_Work required_
Without the pictures, output the records below word for word.

_Material for this task_
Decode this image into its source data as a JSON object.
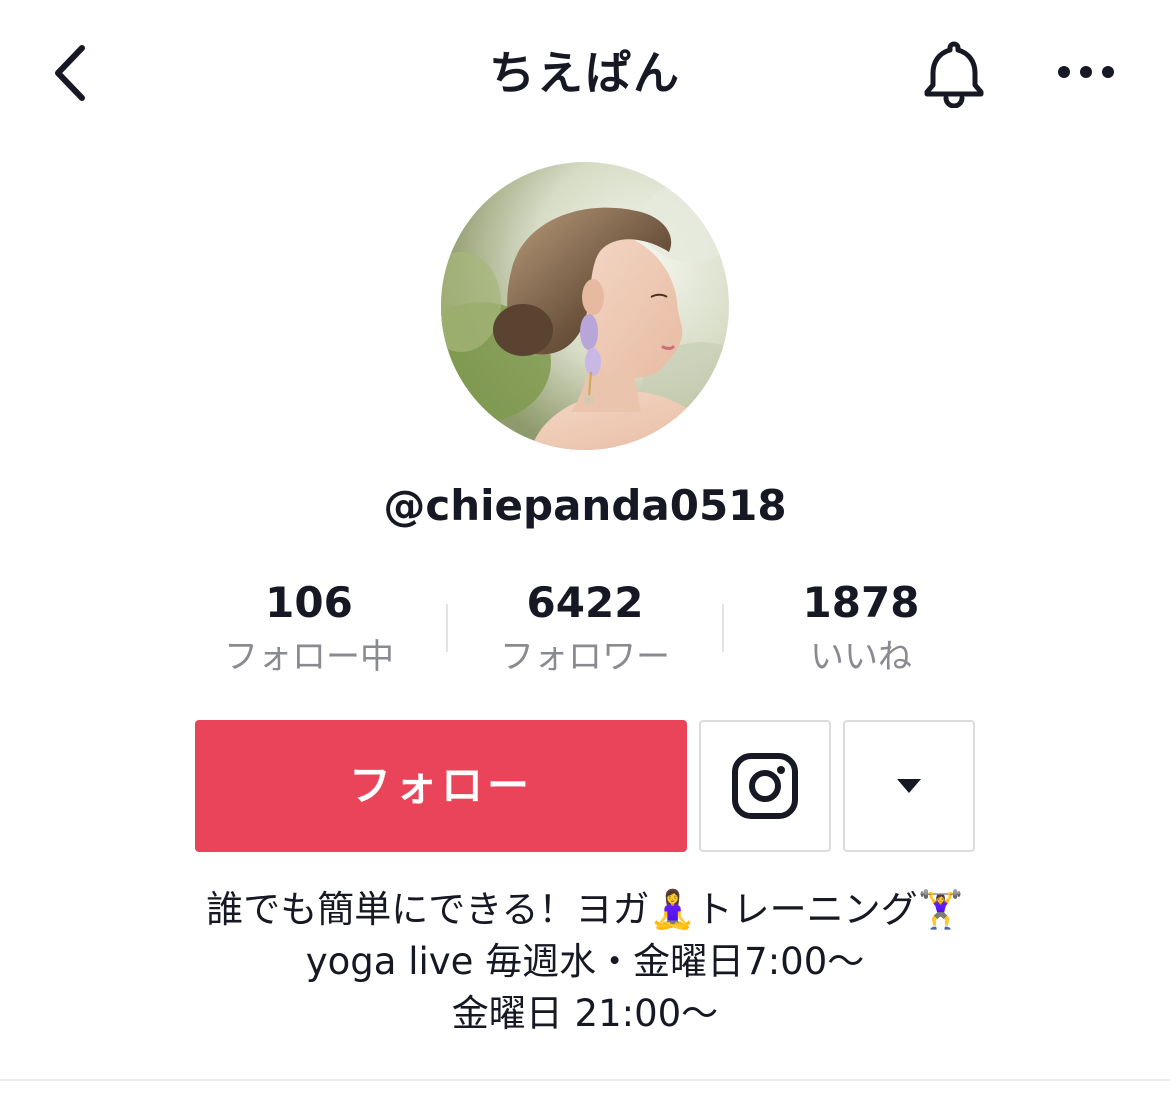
{
  "header": {
    "title": "ちえぱん",
    "back_icon": "chevron-left-icon",
    "bell_icon": "bell-icon",
    "more_icon": "more-horizontal-icon"
  },
  "profile": {
    "username": "@chiepanda0518",
    "avatar": "profile-photo"
  },
  "stats": [
    {
      "value": "106",
      "label": "フォロー中"
    },
    {
      "value": "6422",
      "label": "フォロワー"
    },
    {
      "value": "1878",
      "label": "いいね"
    }
  ],
  "actions": {
    "follow_label": "フォロー",
    "instagram_icon": "instagram-icon",
    "dropdown_icon": "caret-down-icon"
  },
  "bio": {
    "line1": "誰でも簡単にできる！ヨガ🧘‍♀️トレーニング🏋️‍♀️",
    "line2": "yoga live 毎週水・金曜日7:00〜",
    "line3": "金曜日 21:00〜"
  },
  "colors": {
    "accent": "#ea445a",
    "text": "#161823",
    "muted": "#8a8b91"
  }
}
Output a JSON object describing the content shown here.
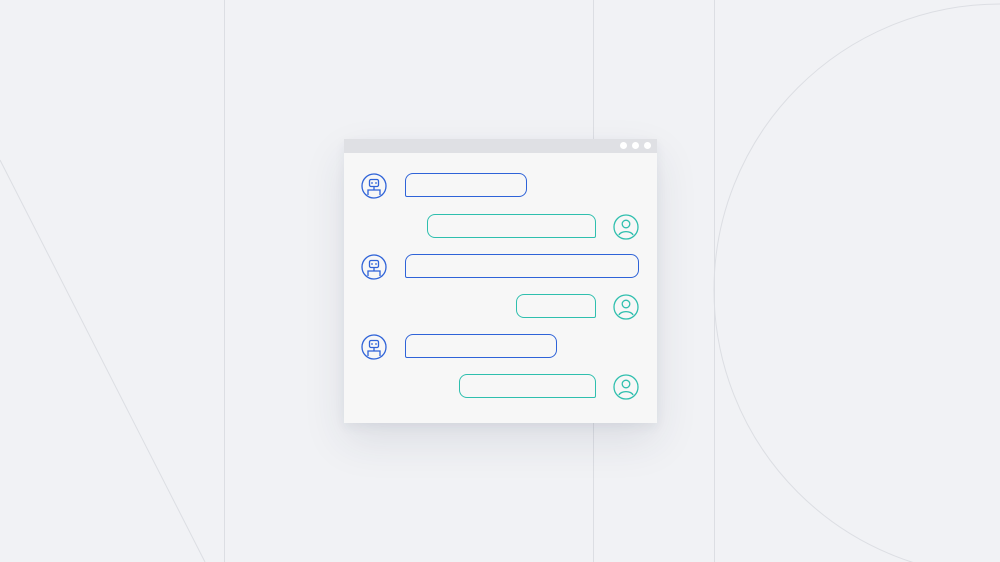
{
  "window": {
    "titlebar_buttons": [
      "dot",
      "dot",
      "dot"
    ]
  },
  "colors": {
    "background": "#f1f2f5",
    "window": "#f7f7f7",
    "titlebar": "#dfe0e4",
    "bot": "#2f63d8",
    "user": "#2fbfae",
    "lines": "#dcdee3"
  },
  "conversation": [
    {
      "sender": "bot",
      "icon": "robot-icon"
    },
    {
      "sender": "user",
      "icon": "user-icon"
    },
    {
      "sender": "bot",
      "icon": "robot-icon"
    },
    {
      "sender": "user",
      "icon": "user-icon"
    },
    {
      "sender": "bot",
      "icon": "robot-icon"
    },
    {
      "sender": "user",
      "icon": "user-icon"
    }
  ]
}
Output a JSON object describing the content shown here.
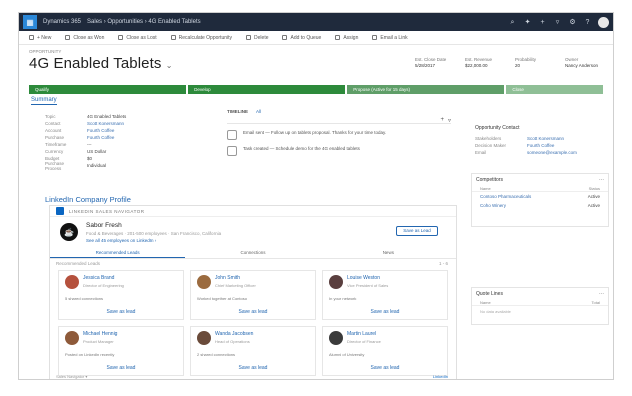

_Result of this task_
Decode this image into its source data as a JSON object.
{
  "header": {
    "title": "ちえぱん",
    "back_icon": "chevron-left-icon",
    "bell_icon": "bell-icon",
    "more_icon": "more-horizontal-icon"
  },
  "profile": {
    "username": "@chiepanda0518",
    "avatar": "profile-photo"
  },
  "stats": [
    {
      "value": "106",
      "label": "フォロー中"
    },
    {
      "value": "6422",
      "label": "フォロワー"
    },
    {
      "value": "1878",
      "label": "いいね"
    }
  ],
  "actions": {
    "follow_label": "フォロー",
    "instagram_icon": "instagram-icon",
    "dropdown_icon": "caret-down-icon"
  },
  "bio": {
    "line1": "誰でも簡単にできる！ヨガ🧘‍♀️トレーニング🏋️‍♀️",
    "line2": "yoga live 毎週水・金曜日7:00〜",
    "line3": "金曜日 21:00〜"
  },
  "colors": {
    "accent": "#ea445a",
    "text": "#161823",
    "muted": "#8a8b91"
  }
}
Output a JSON object describing the content shown here.
{
  "window": {
    "titlebar_buttons": [
      "dot",
      "dot",
      "dot"
    ]
  },
  "colors": {
    "background": "#f1f2f5",
    "window": "#f7f7f7",
    "titlebar": "#dfe0e4",
    "bot": "#2f63d8",
    "user": "#2fbfae",
    "lines": "#dcdee3"
  },
  "conversation": [
    {
      "sender": "bot",
      "icon": "robot-icon"
    },
    {
      "sender": "user",
      "icon": "user-icon"
    },
    {
      "sender": "bot",
      "icon": "robot-icon"
    },
    {
      "sender": "user",
      "icon": "user-icon"
    },
    {
      "sender": "bot",
      "icon": "robot-icon"
    },
    {
      "sender": "user",
      "icon": "user-icon"
    }
  ]
}
Output a JSON object describing the content shown here.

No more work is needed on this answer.